▶ **RECORDS SUPPLIED**

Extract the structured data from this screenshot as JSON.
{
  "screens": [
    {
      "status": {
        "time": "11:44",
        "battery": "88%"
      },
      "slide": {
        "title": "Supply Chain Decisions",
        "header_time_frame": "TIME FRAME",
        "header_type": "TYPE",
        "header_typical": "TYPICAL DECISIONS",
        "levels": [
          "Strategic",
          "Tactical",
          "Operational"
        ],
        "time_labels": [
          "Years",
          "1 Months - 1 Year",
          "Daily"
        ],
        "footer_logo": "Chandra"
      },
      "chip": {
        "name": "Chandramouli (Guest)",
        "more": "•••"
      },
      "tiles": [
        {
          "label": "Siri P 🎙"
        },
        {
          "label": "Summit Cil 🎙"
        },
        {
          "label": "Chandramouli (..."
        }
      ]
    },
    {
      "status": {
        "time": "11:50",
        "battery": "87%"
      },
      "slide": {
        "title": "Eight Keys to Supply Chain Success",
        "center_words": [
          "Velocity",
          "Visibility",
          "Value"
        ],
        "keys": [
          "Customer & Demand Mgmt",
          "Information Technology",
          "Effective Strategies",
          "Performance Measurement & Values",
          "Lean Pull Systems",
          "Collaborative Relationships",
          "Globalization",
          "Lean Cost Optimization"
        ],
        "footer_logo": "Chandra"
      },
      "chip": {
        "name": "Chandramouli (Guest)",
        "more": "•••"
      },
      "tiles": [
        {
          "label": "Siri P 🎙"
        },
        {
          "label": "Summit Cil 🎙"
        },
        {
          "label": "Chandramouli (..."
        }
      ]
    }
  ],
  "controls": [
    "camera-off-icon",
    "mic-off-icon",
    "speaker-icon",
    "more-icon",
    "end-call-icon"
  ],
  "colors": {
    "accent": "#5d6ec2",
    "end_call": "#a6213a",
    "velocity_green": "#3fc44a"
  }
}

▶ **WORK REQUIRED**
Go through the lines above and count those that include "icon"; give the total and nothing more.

▶ **FINISHED TASK**
5